*** DATA RECORDS Section Begins ***

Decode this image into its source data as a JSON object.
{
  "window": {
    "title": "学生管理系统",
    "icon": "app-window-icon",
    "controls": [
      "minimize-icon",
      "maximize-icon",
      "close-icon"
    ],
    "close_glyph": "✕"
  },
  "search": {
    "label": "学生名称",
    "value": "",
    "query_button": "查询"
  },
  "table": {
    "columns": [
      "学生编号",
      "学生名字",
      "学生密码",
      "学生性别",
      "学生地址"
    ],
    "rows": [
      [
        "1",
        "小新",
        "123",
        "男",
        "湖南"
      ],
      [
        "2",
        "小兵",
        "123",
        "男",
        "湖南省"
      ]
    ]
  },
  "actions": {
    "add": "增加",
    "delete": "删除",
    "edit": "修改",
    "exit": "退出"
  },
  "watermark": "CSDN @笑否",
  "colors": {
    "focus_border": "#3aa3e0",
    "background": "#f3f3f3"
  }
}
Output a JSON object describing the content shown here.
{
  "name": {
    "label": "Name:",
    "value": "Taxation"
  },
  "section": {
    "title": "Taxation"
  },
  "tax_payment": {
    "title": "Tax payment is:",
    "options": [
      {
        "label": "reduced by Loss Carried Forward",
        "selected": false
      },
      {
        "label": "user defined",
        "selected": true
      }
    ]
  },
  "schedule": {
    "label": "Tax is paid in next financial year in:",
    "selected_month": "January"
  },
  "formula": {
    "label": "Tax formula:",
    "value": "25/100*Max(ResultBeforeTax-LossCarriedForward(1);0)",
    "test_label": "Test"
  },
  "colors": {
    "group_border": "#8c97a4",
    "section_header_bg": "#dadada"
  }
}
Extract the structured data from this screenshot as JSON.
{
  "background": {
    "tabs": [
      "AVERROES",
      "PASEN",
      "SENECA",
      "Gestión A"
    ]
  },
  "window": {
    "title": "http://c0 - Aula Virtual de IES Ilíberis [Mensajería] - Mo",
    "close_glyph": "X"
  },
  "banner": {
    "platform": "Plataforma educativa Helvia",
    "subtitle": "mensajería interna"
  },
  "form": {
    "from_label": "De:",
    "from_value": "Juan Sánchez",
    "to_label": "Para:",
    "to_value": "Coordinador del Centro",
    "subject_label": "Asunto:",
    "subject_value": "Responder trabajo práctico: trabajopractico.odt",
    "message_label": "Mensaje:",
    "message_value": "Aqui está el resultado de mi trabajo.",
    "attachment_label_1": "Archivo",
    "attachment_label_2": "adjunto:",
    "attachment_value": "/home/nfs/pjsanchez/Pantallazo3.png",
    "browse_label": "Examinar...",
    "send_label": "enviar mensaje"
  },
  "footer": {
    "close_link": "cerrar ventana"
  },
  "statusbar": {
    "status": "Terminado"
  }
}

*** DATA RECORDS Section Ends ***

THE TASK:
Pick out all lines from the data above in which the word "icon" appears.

RESULT:
    "icon": "app-window-icon",
      "minimize-icon",
      "maximize-icon",
      "close-icon"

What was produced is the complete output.